At the very end of September, I lost my 98-year-old grandma. She’d been declining physically for years, though maintained most of her cognitive function to the very end. Still, her death was a surprise.
My grandma was very much a softer Melinda Budd type. She was Olenna Tyrell from Game of Thrones. She was Violet Crawley from Downton Abbey. Propriety focused, status conscious, but practical. Very particular in the way she wanted things done, but generous to a fault. Occasionally prickly, but devoted to her family.
I adored her.
My mother, on the other hand, is gregarious, and laid-back almost to the point of laziness. Anti-conflict, comfort seeking and giving, a people pleaser. In high-school she’d been a cheerleader and homecoming queen and class president, but as an adult she morphed into a Holly Winkerbean type: warm, soft, and maternal.
For the last fifteen years of my life, I watched my mom and my grandma navigate the difficult transition where child becomes caretaker. They handled it better than many, mostly because my mother left my grandmother as much agency as possible, and my grandmother had the grace and intelligence to admit when she needed to cede some control. But what struck me was that, until the very end, my mom worried what her mom would think, and my grandma worried what my mom was doing.

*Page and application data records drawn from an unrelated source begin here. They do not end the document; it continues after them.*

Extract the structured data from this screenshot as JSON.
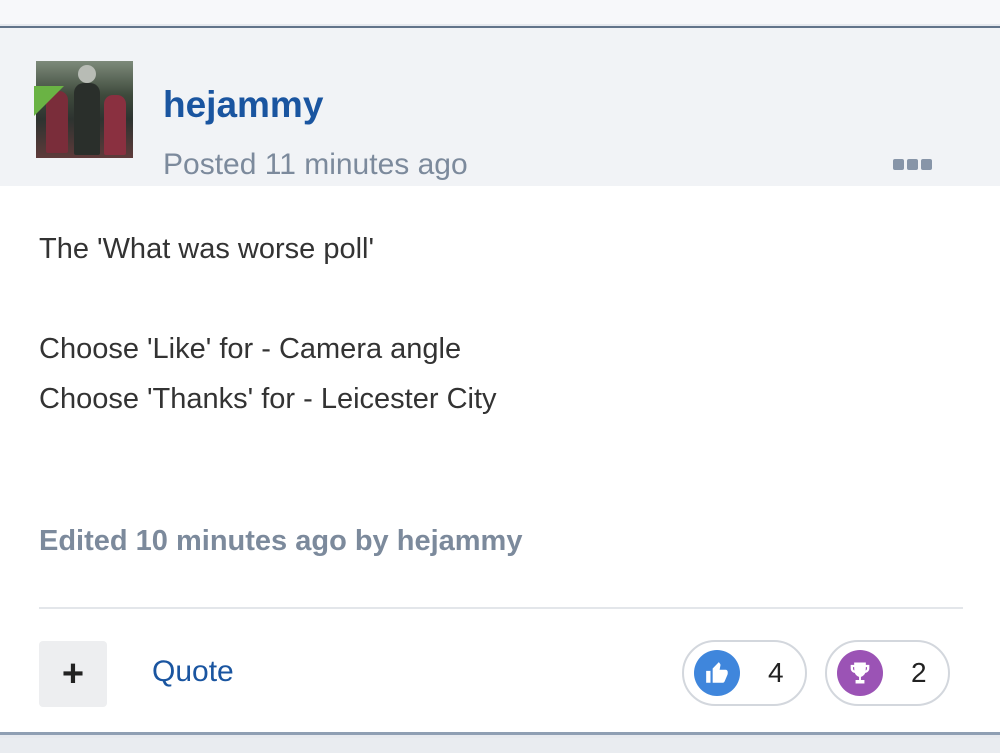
{
  "post": {
    "author": "hejammy",
    "posted": "Posted 11 minutes ago",
    "content": {
      "line1": "The 'What was worse poll'",
      "line2": "Choose 'Like' for - Camera angle",
      "line3": "Choose 'Thanks' for - Leicester City"
    },
    "edited": "Edited 10 minutes ago by hejammy",
    "footer": {
      "plus_label": "+",
      "quote_label": "Quote"
    },
    "reactions": [
      {
        "icon": "thumbs-up-icon",
        "count": "4",
        "color": "#3f86dc"
      },
      {
        "icon": "trophy-icon",
        "count": "2",
        "color": "#9b53b5"
      }
    ]
  }
}
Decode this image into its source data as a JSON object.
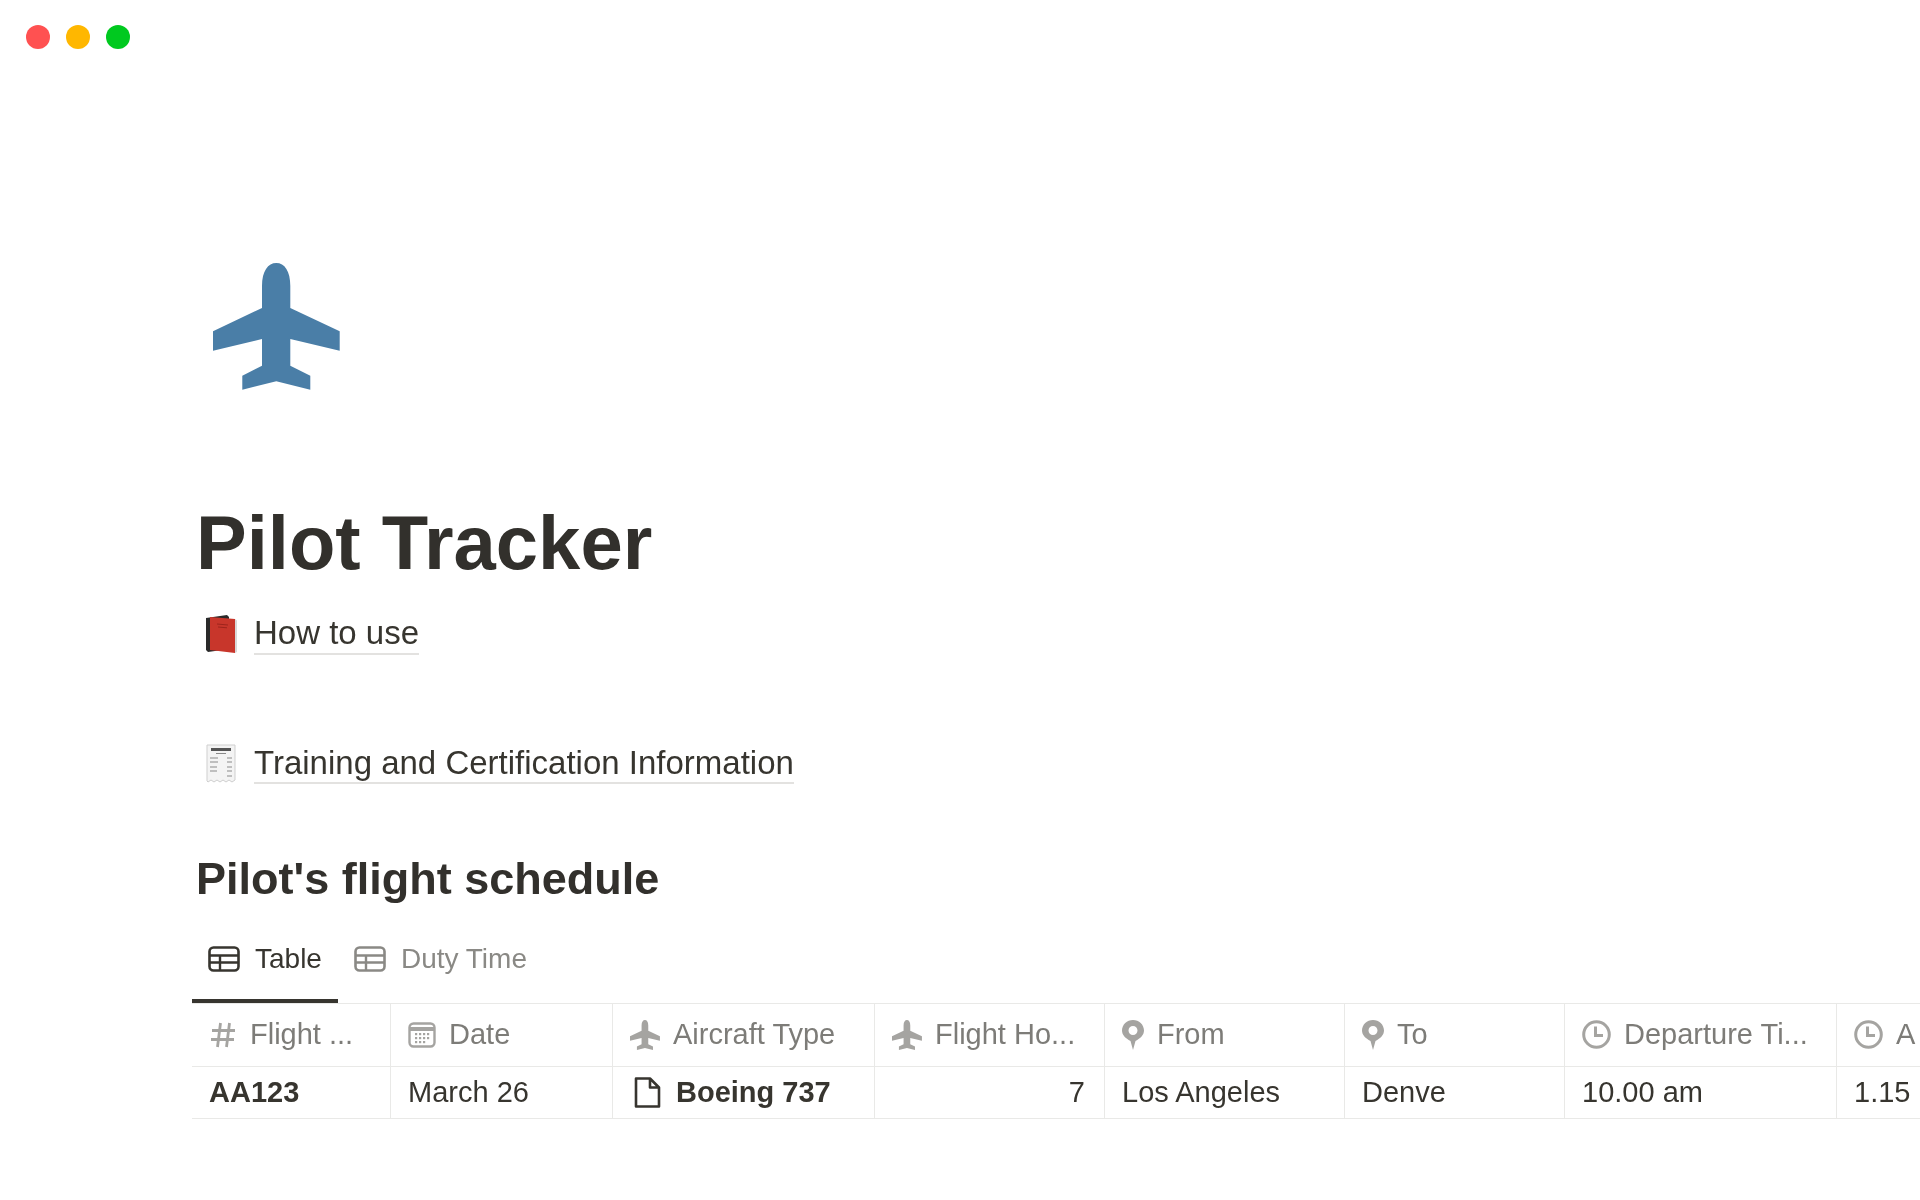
{
  "page": {
    "title": "Pilot Tracker",
    "links": [
      {
        "kind": "book",
        "label": "How to use"
      },
      {
        "kind": "receipt",
        "label": "Training and Certification Information"
      }
    ]
  },
  "database": {
    "title": "Pilot's flight schedule",
    "tabs": [
      {
        "label": "Table",
        "selected": true
      },
      {
        "label": "Duty Time",
        "selected": false
      }
    ],
    "table": {
      "columns": [
        {
          "kind": "hash",
          "label": "Flight ..."
        },
        {
          "kind": "calendar",
          "label": "Date"
        },
        {
          "kind": "plane",
          "label": "Aircraft Type"
        },
        {
          "kind": "plane",
          "label": "Flight Ho..."
        },
        {
          "kind": "pin",
          "label": "From"
        },
        {
          "kind": "pin",
          "label": "To"
        },
        {
          "kind": "clock",
          "label": "Departure Ti..."
        },
        {
          "kind": "clock",
          "label": "A"
        }
      ],
      "rows": [
        {
          "cells": [
            {
              "kind": "title",
              "text": "AA123"
            },
            {
              "kind": "text",
              "text": "March 26"
            },
            {
              "kind": "relation",
              "text": "Boeing 737"
            },
            {
              "kind": "number",
              "text": "7"
            },
            {
              "kind": "text",
              "text": "Los Angeles"
            },
            {
              "kind": "text",
              "text": "Denve"
            },
            {
              "kind": "text",
              "text": "10.00 am"
            },
            {
              "kind": "text",
              "text": "1.15"
            }
          ]
        }
      ]
    }
  }
}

How many times when I was visiting Grandma in the nursing home in this last year, when she was unable to walk, unable to care for herself, would Grandma ask me how my mom was doing? If she was alright? Because she, of course, didn’t trust my mom to tell her.
How many times would Mom say, ‘don’t tell Grandma this,’ or ‘why did you tell Grandma that?’ Always about something inconsequential, like Mom having a routine doctor’s appointment, or the state of the house, or a story I thought was funny but Mom found embarrassing.
This time last year I hugged her while she choked up; this woman in her 60’s, months away from being a grandma herself. And my mom told me, “I don’t want to lose my mom.” And she said it in a voice like a little girl, and I, her daughter, comforted her like a friend.
The beginning of this arc tapped into that for me. The dynamic between mother and daughter that sometimes you can’t get away from, and sometimes you don’t want to. Such a weird moment to find a connection in, for a strip that usually portrays women with all the nuance and depth of cheap paper dolls.
Maybe it really is as bad as the comments thought, and I was just looking at it through a rosy tear-blurred lens. But before we shut the door on 2021, even if I’m the only one who enjoyed it, I wanted to thank Tom Batiuk for this arc, for showing me a middle-aged woman and her elderly mother bickering and bonding, and reminding me that mother birds are mother birds forever.
Until next time, CBH out.